WHAT TO DO :: Every line below should be copied out exactly.

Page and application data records

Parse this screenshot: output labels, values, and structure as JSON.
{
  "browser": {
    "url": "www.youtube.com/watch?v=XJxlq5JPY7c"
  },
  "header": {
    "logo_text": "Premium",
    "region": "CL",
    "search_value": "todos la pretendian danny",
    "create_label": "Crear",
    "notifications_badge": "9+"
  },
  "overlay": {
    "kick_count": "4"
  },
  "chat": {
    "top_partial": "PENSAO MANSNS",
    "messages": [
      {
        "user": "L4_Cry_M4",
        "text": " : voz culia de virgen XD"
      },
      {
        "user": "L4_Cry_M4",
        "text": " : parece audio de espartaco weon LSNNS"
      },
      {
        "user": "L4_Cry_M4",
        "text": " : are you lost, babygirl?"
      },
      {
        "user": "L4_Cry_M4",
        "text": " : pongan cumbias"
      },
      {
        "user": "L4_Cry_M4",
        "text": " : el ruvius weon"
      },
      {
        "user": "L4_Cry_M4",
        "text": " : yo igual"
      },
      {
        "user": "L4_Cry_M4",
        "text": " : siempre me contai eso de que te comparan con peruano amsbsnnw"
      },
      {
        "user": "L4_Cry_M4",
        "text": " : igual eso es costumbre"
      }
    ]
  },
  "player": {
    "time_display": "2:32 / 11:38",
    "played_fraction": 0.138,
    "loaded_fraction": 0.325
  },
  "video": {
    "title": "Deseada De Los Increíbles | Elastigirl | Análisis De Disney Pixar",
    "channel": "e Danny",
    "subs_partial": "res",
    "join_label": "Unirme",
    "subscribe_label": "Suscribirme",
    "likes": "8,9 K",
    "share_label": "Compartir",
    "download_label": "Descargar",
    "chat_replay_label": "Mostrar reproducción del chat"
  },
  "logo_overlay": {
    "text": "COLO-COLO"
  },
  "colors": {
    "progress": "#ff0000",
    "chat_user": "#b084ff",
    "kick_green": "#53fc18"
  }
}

OUTPUT BELOW ::
Parse this screenshot: output labels, values, and structure as JSON.
{
  "browser": {
    "url": "www.youtube.com/watch?v=XJxlq5JPY7c"
  },
  "header": {
    "logo_text": "Premium",
    "region": "CL",
    "search_value": "todos la pretendian danny",
    "create_label": "Crear",
    "notifications_badge": "9+"
  },
  "overlay": {
    "kick_count": "4"
  },
  "chat": {
    "top_partial": "PENSAO MANSNS",
    "messages": [
      {
        "user": "L4_Cry_M4",
        "text": " : voz culia de virgen XD"
      },
      {
        "user": "L4_Cry_M4",
        "text": " : parece audio de espartaco weon LSNNS"
      },
      {
        "user": "L4_Cry_M4",
        "text": " : are you lost, babygirl?"
      },
      {
        "user": "L4_Cry_M4",
        "text": " : pongan cumbias"
      },
      {
        "user": "L4_Cry_M4",
        "text": " : el ruvius weon"
      },
      {
        "user": "L4_Cry_M4",
        "text": " : yo igual"
      },
      {
        "user": "L4_Cry_M4",
        "text": " : siempre me contai eso de que te comparan con peruano amsbsnnw"
      },
      {
        "user": "L4_Cry_M4",
        "text": " : igual eso es costumbre"
      }
    ]
  },
  "player": {
    "time_display": "2:32 / 11:38",
    "played_fraction": 0.138,
    "loaded_fraction": 0.325
  },
  "video": {
    "title": "Deseada De Los Increíbles | Elastigirl | Análisis De Disney Pixar",
    "channel": "e Danny",
    "subs_partial": "res",
    "join_label": "Unirme",
    "subscribe_label": "Suscribirme",
    "likes": "8,9 K",
    "share_label": "Compartir",
    "download_label": "Descargar",
    "chat_replay_label": "Mostrar reproducción del chat"
  },
  "logo_overlay": {
    "text": "COLO-COLO"
  },
  "colors": {
    "progress": "#ff0000",
    "chat_user": "#b084ff",
    "kick_green": "#53fc18"
  }
}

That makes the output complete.